____ Source material

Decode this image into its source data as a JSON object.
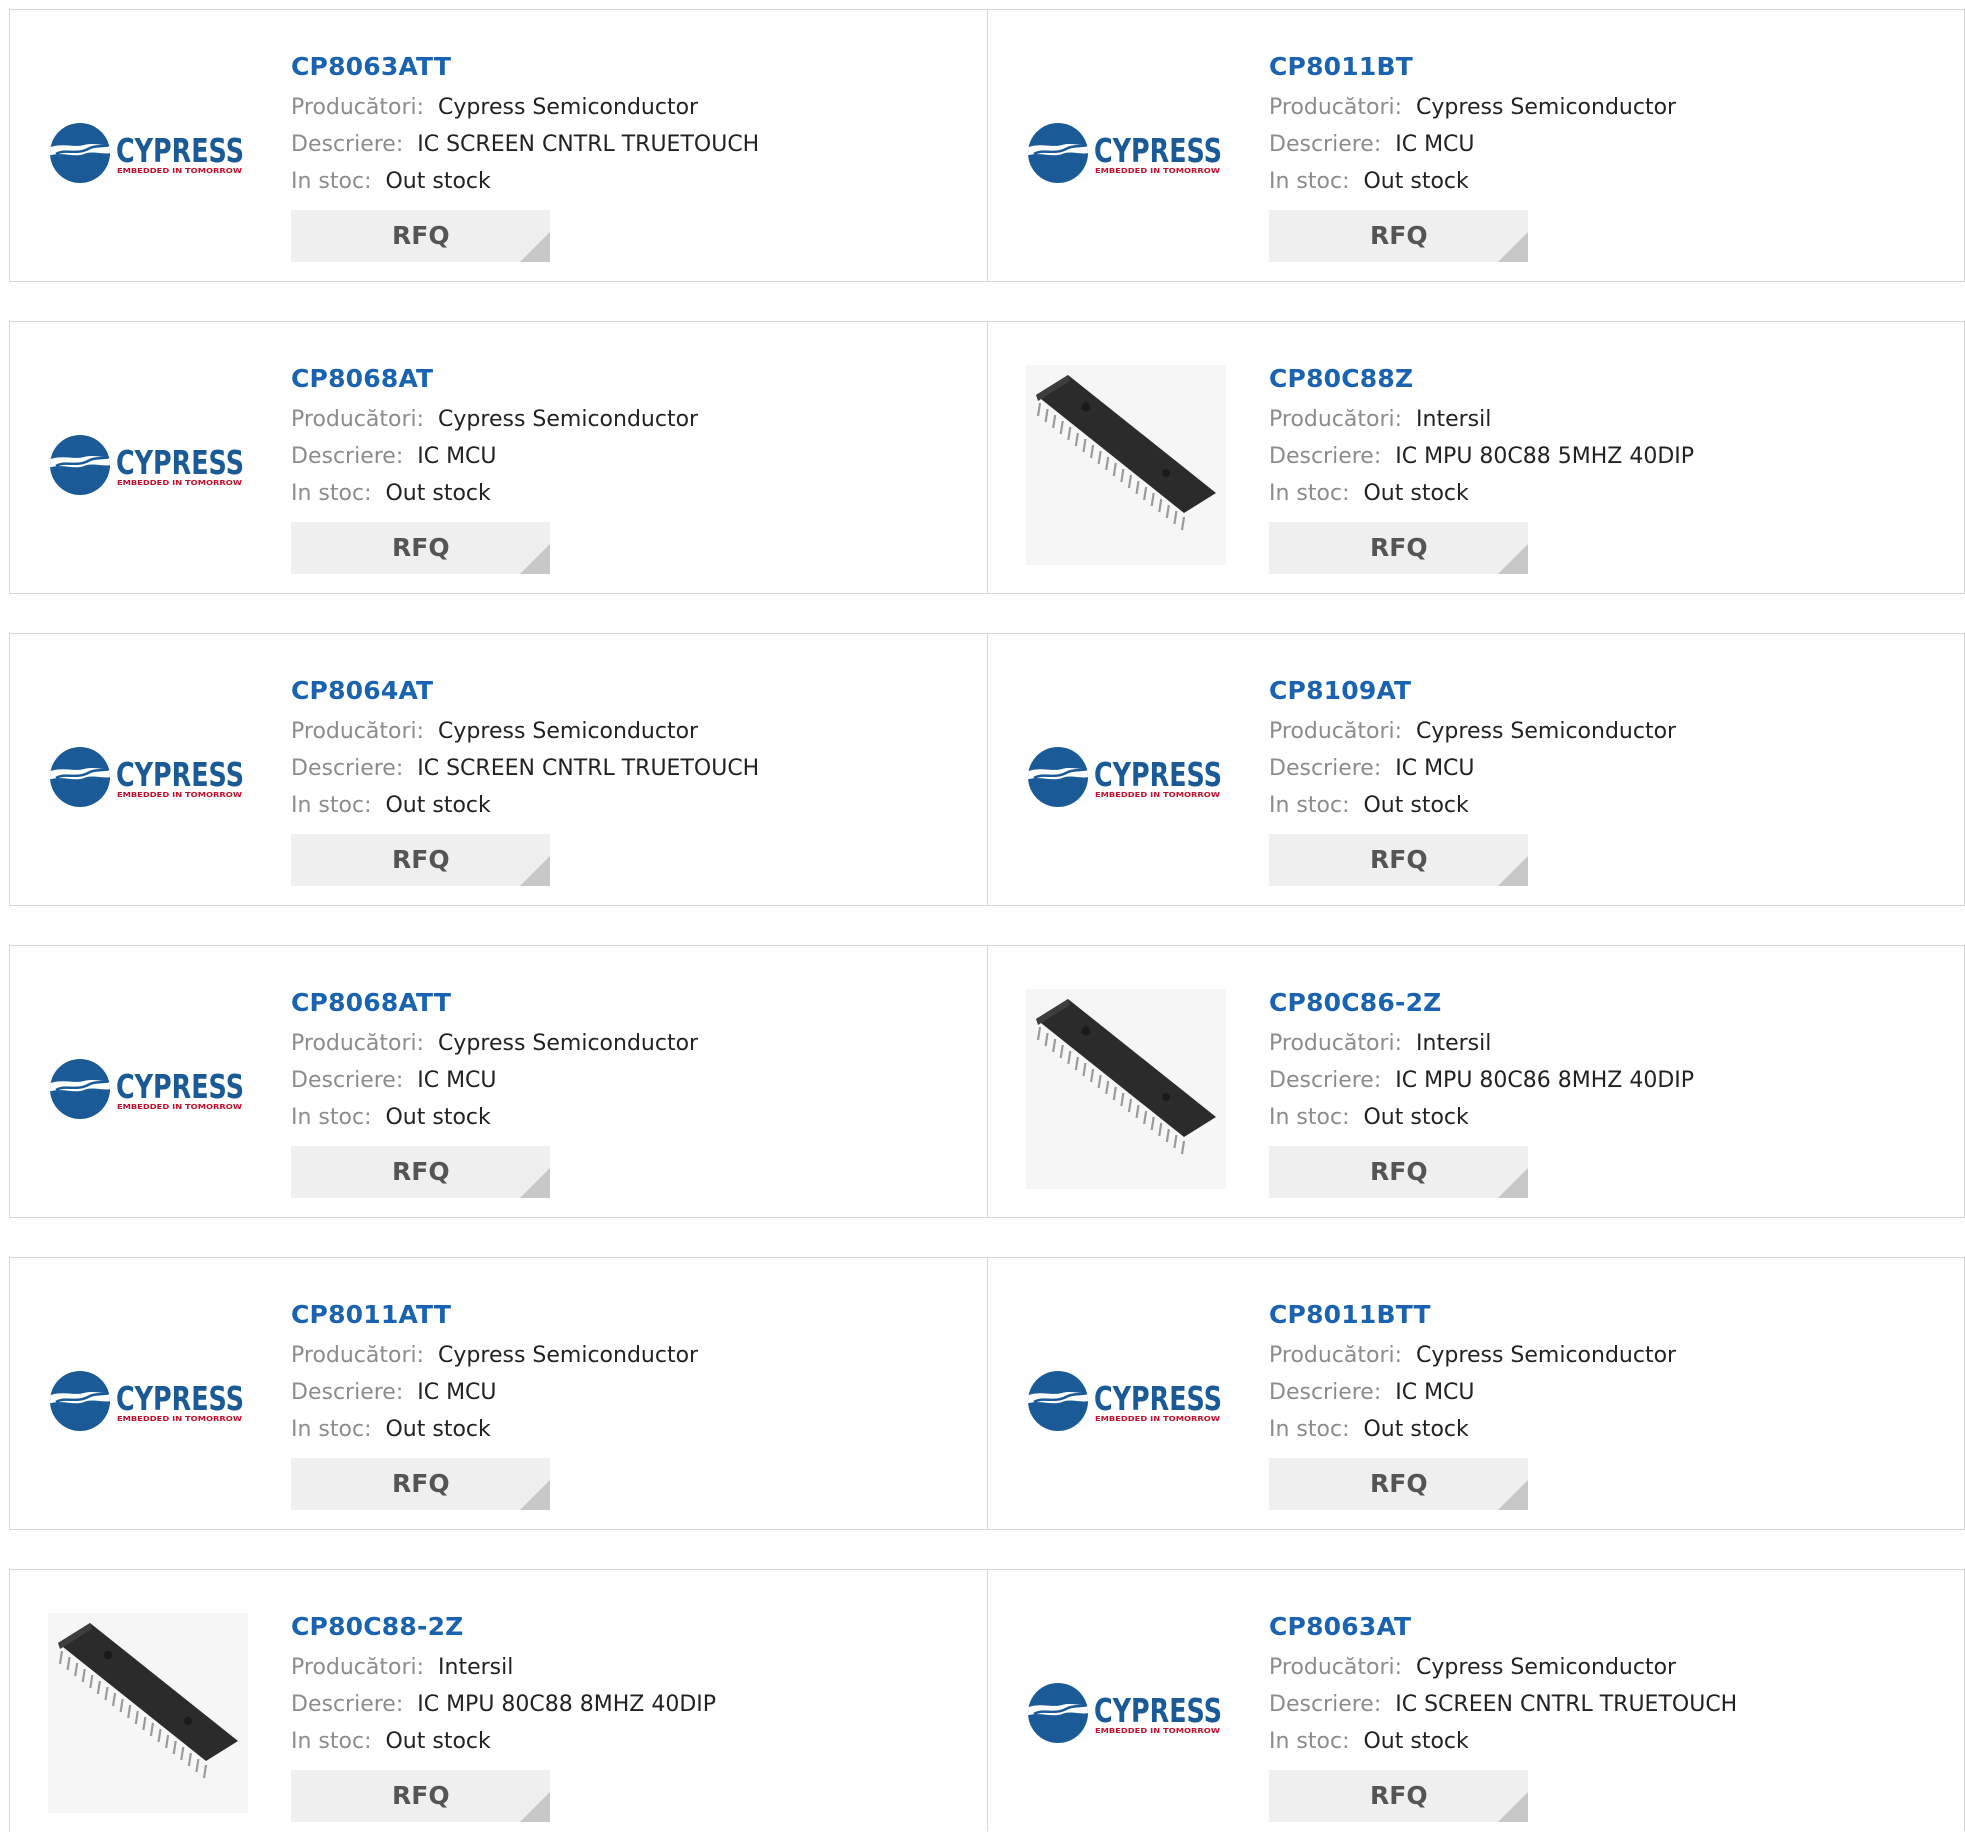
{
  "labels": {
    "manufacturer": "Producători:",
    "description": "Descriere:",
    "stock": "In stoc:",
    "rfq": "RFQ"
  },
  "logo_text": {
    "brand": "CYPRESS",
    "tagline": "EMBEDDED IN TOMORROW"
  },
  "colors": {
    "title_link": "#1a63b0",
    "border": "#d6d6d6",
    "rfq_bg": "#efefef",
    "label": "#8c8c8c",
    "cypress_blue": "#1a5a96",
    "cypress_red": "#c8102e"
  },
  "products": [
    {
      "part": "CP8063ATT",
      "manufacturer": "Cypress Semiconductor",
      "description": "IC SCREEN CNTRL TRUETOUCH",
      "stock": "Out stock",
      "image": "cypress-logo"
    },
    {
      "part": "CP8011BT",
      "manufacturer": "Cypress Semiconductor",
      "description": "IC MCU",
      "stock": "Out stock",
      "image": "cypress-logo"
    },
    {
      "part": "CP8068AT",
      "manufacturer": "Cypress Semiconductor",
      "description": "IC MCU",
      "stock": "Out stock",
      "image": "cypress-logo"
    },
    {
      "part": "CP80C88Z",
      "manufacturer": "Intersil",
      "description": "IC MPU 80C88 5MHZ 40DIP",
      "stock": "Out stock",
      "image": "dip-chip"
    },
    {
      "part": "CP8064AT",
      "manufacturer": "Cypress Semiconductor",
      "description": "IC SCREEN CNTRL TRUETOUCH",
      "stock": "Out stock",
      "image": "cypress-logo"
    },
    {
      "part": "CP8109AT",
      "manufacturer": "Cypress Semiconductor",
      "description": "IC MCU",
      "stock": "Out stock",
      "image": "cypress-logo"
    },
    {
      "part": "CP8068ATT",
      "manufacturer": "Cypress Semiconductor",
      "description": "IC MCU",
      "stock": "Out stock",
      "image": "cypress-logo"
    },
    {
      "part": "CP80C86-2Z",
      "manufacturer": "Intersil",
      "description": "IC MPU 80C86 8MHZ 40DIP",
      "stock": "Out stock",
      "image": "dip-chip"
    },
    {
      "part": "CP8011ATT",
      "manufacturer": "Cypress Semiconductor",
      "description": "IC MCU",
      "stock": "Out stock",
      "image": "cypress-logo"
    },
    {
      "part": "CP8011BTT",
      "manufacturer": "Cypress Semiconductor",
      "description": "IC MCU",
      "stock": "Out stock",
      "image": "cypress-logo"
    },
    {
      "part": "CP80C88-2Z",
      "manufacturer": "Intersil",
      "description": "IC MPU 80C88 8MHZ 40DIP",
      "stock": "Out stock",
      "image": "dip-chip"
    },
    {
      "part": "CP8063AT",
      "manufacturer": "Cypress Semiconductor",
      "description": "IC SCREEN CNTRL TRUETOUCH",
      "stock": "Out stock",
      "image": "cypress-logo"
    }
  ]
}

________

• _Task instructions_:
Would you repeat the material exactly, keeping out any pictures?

• _Answer to this problem_:
Decode this image into its source data as a JSON object.
{
  "labels": {
    "manufacturer": "Producători:",
    "description": "Descriere:",
    "stock": "In stoc:",
    "rfq": "RFQ"
  },
  "logo_text": {
    "brand": "CYPRESS",
    "tagline": "EMBEDDED IN TOMORROW"
  },
  "colors": {
    "title_link": "#1a63b0",
    "border": "#d6d6d6",
    "rfq_bg": "#efefef",
    "label": "#8c8c8c",
    "cypress_blue": "#1a5a96",
    "cypress_red": "#c8102e"
  },
  "products": [
    {
      "part": "CP8063ATT",
      "manufacturer": "Cypress Semiconductor",
      "description": "IC SCREEN CNTRL TRUETOUCH",
      "stock": "Out stock",
      "image": "cypress-logo"
    },
    {
      "part": "CP8011BT",
      "manufacturer": "Cypress Semiconductor",
      "description": "IC MCU",
      "stock": "Out stock",
      "image": "cypress-logo"
    },
    {
      "part": "CP8068AT",
      "manufacturer": "Cypress Semiconductor",
      "description": "IC MCU",
      "stock": "Out stock",
      "image": "cypress-logo"
    },
    {
      "part": "CP80C88Z",
      "manufacturer": "Intersil",
      "description": "IC MPU 80C88 5MHZ 40DIP",
      "stock": "Out stock",
      "image": "dip-chip"
    },
    {
      "part": "CP8064AT",
      "manufacturer": "Cypress Semiconductor",
      "description": "IC SCREEN CNTRL TRUETOUCH",
      "stock": "Out stock",
      "image": "cypress-logo"
    },
    {
      "part": "CP8109AT",
      "manufacturer": "Cypress Semiconductor",
      "description": "IC MCU",
      "stock": "Out stock",
      "image": "cypress-logo"
    },
    {
      "part": "CP8068ATT",
      "manufacturer": "Cypress Semiconductor",
      "description": "IC MCU",
      "stock": "Out stock",
      "image": "cypress-logo"
    },
    {
      "part": "CP80C86-2Z",
      "manufacturer": "Intersil",
      "description": "IC MPU 80C86 8MHZ 40DIP",
      "stock": "Out stock",
      "image": "dip-chip"
    },
    {
      "part": "CP8011ATT",
      "manufacturer": "Cypress Semiconductor",
      "description": "IC MCU",
      "stock": "Out stock",
      "image": "cypress-logo"
    },
    {
      "part": "CP8011BTT",
      "manufacturer": "Cypress Semiconductor",
      "description": "IC MCU",
      "stock": "Out stock",
      "image": "cypress-logo"
    },
    {
      "part": "CP80C88-2Z",
      "manufacturer": "Intersil",
      "description": "IC MPU 80C88 8MHZ 40DIP",
      "stock": "Out stock",
      "image": "dip-chip"
    },
    {
      "part": "CP8063AT",
      "manufacturer": "Cypress Semiconductor",
      "description": "IC SCREEN CNTRL TRUETOUCH",
      "stock": "Out stock",
      "image": "cypress-logo"
    }
  ]
}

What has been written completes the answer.